[[ DATA FOR REVIEW open ]]

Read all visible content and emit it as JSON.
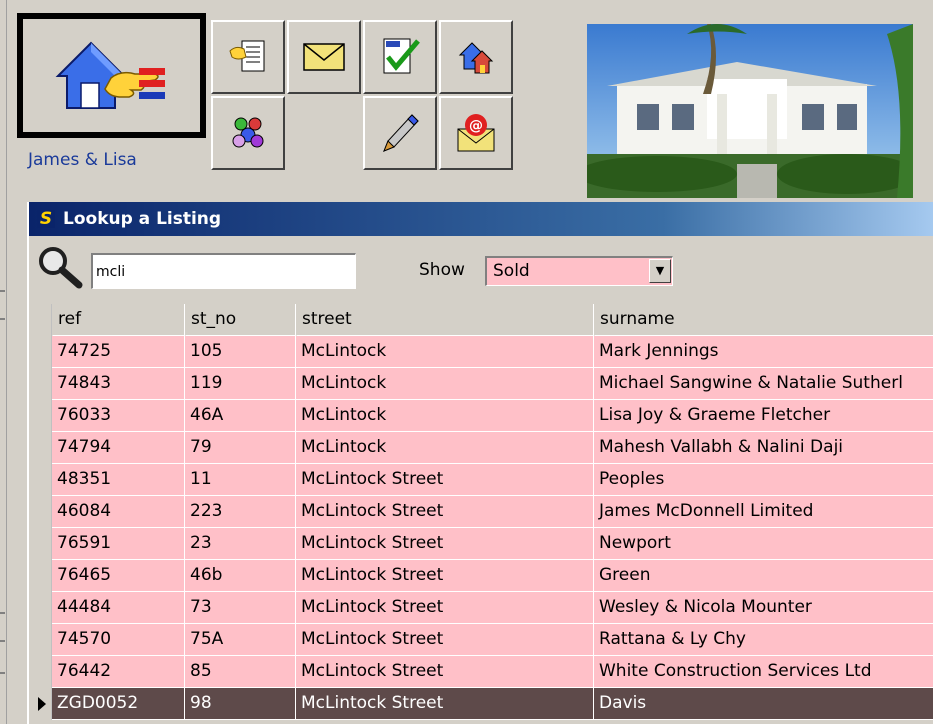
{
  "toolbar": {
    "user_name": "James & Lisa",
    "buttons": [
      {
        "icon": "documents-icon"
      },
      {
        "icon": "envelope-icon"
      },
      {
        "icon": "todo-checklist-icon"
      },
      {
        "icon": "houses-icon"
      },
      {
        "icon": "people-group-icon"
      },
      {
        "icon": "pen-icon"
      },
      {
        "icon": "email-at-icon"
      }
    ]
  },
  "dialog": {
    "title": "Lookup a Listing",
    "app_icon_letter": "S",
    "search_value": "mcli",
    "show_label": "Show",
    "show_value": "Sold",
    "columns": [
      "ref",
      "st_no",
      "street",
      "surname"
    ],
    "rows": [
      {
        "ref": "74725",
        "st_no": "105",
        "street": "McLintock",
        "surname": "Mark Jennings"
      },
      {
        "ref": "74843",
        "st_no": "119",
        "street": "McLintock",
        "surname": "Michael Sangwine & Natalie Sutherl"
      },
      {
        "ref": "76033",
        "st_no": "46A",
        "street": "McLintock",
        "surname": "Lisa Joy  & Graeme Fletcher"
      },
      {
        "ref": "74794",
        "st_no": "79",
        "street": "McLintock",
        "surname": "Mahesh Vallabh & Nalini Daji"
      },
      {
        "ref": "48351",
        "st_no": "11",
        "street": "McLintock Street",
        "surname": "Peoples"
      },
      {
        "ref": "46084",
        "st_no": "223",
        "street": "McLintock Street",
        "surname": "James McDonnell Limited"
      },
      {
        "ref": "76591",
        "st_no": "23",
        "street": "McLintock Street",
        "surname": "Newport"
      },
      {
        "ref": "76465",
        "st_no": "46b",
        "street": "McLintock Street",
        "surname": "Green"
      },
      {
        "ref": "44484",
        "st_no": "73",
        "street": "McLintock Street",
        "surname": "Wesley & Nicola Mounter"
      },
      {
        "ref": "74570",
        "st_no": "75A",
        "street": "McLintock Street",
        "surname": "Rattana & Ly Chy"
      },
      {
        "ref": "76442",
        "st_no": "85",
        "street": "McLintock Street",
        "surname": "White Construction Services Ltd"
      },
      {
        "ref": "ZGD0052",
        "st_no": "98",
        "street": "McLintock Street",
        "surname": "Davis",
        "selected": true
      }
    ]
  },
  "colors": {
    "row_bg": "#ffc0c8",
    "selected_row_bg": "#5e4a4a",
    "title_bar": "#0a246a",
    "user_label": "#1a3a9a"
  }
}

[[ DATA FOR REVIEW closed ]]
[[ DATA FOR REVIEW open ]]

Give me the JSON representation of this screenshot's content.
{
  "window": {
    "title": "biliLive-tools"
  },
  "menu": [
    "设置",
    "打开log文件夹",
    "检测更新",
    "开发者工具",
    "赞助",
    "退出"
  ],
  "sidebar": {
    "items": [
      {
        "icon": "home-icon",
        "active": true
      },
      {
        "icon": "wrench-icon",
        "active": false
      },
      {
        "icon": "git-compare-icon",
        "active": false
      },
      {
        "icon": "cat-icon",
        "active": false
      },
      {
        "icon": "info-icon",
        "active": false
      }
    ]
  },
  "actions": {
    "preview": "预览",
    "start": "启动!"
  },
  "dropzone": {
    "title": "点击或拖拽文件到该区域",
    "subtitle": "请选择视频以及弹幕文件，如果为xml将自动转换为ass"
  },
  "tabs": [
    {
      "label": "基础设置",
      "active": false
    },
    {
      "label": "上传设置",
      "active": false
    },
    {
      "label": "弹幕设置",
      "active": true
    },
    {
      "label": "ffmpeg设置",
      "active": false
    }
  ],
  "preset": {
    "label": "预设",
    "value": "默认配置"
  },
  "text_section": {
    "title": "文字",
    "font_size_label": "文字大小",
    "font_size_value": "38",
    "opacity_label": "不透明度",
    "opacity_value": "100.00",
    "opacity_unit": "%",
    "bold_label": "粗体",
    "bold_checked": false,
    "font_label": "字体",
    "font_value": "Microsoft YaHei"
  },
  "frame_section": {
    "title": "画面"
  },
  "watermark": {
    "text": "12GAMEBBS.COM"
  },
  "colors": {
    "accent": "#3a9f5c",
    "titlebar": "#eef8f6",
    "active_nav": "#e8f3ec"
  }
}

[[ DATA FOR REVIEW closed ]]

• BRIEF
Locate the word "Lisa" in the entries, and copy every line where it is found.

• ANSWER BOX
    "user_name": "James & Lisa",
        "surname": "Lisa Joy  & Graeme Fletcher"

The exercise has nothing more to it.